Cell motility is an important characteristic of many biological processes, and is ubiquitous in unicellular organisms such as bacteria. The bacterium Escherichia coli is a well studied model system for understanding cell motility. These cells execute random walks by alternating between swimming (or running) at speeds of tens of microns per second (for ∼1 second), and then tumbling (changing direction) for 0.1 s.
Dynamic light scattering (DLS) has long been used for the measurement of Brownian motion in colloids, proteins and macromolecules, and is a routine technique for the determination of particle size in such Brownian systems. Dynamic light scattering can make accurate measurements over a very short timescale, is non-invasive, requires very little sample, and has a high sensitivity, making it a perfect tool to investigate living biological cells. Early in the development of DLS, its potential for studying bacterial motility was investigated (e.g. Nossal, Chen & Lai, 1971), however these investigations were complicated by a lack of understanding of the details of cell motility, as well as equipment limitations, and were never seriously pursued.
In this abstract we report on preliminary investigations of the motility of E. Coli using modern dynamic light scattering techniques. We have observed that the correlation functions measured at small scattering angles exhibit two distinct decays: the faster decay being due to the self propelled velocity (motility), and the second, slower decay being due to the normal diffusive motion. These functions were analysed using the model proposed by Nossal, Chen & Lai, and revised by Stock (1978), which was found to provide good agreement under most conditions. This analysis yields the velocity distributions, the average velocities and the fraction of non-motile cells. The diffusion coefficients of the cells can be either an input into the model, or a free parameter. Measurements of non-swimming (dead) cells are also used to obtain independent measures of the diffusion coefficient. We have investigated how the correlation function varies with time, and observed a decrease of average swimming speed as time progresses. The effect of scattering angle for living cells reveals much better theoretical fits at smaller angles, illustrating the effect that the bacteria's tumbling motion has on the correlation function as scattering angle increases.
Finally, we measured the average velocity as a function of temperature over the range 24-37°C. We found that cell motility increases with temperature up to a maximum value at 32°C, where the effect plateaus. The use of DLS for the study of cell motility is an area of research that is ripe for further study.

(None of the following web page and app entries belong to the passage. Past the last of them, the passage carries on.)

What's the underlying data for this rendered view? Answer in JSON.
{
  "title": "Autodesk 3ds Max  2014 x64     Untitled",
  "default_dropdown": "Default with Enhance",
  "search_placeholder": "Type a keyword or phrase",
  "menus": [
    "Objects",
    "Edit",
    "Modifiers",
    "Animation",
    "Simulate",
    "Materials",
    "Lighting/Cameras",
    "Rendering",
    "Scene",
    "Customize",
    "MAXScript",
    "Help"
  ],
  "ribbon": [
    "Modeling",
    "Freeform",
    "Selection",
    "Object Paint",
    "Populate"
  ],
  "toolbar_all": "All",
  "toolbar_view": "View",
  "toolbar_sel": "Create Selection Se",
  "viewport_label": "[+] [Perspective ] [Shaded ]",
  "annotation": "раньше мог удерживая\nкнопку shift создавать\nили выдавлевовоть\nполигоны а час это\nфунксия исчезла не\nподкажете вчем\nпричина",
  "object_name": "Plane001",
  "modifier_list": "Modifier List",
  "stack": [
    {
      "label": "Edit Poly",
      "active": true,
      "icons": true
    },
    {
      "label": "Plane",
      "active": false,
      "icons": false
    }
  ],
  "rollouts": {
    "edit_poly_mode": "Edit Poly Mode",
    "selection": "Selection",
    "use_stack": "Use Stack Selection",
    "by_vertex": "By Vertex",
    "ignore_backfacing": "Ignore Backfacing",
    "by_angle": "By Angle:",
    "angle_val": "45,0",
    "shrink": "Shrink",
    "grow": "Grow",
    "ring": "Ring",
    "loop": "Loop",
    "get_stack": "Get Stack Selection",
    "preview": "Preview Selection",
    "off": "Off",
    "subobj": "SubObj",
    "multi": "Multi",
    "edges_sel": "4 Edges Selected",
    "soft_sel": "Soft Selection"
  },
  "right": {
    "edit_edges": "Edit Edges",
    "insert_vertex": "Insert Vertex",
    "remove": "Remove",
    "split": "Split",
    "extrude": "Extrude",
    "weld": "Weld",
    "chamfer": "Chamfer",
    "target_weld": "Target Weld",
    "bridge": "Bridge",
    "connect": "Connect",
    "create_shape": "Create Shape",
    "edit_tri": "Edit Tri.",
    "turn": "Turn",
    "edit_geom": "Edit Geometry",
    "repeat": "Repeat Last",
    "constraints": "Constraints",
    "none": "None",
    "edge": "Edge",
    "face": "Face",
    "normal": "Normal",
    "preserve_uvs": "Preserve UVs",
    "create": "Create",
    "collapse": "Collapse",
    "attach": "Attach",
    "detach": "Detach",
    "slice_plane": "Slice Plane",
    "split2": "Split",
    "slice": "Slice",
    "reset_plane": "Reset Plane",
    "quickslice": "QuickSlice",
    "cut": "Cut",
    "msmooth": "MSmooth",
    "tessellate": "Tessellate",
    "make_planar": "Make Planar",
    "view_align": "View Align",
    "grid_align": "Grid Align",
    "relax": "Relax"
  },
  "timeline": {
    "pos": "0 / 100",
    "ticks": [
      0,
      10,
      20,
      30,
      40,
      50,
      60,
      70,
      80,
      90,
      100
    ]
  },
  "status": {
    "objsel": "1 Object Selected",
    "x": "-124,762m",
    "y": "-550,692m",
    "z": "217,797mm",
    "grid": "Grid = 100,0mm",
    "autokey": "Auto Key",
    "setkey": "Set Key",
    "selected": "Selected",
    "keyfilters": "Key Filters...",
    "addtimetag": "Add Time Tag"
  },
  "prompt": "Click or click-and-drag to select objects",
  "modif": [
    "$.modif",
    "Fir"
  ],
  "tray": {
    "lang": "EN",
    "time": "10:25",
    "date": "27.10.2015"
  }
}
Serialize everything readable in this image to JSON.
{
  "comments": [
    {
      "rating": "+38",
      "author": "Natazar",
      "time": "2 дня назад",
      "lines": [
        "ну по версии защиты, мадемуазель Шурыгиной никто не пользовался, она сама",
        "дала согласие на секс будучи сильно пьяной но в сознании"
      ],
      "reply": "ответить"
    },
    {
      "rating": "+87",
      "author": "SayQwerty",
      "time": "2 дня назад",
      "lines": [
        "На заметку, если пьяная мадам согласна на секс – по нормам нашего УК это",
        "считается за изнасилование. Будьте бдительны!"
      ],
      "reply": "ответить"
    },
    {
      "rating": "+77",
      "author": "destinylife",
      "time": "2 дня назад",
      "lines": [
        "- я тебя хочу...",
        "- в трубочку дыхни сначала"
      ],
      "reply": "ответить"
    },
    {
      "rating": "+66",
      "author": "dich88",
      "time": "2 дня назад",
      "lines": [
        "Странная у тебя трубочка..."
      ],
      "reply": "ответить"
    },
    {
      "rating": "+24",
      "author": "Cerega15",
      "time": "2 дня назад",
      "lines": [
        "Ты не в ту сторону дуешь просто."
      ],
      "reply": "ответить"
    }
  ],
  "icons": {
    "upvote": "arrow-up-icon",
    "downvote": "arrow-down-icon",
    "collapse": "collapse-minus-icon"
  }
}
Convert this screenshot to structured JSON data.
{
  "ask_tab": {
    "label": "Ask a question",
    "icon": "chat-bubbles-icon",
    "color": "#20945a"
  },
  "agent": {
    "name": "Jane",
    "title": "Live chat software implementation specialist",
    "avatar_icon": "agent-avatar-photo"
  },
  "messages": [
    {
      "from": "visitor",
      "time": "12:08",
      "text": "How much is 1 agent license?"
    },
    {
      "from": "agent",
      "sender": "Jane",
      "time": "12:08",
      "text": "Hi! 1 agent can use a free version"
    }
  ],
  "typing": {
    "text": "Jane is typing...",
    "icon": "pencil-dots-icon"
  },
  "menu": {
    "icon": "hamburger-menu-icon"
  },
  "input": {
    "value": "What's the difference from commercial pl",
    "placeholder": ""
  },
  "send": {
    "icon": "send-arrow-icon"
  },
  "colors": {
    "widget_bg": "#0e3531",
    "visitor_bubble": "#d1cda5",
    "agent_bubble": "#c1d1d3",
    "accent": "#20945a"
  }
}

Nossal, R., Chen, S-H. & Lai, C.C. (1971). Use of laser scattering for quantitative determinations of bacterial motility. Optics Communications 4: 35-39.
Stock, G.B. (1978). The measurement of bacterial translation by photon correlation spectroscopy. Biophysical Journal 22: 79-96.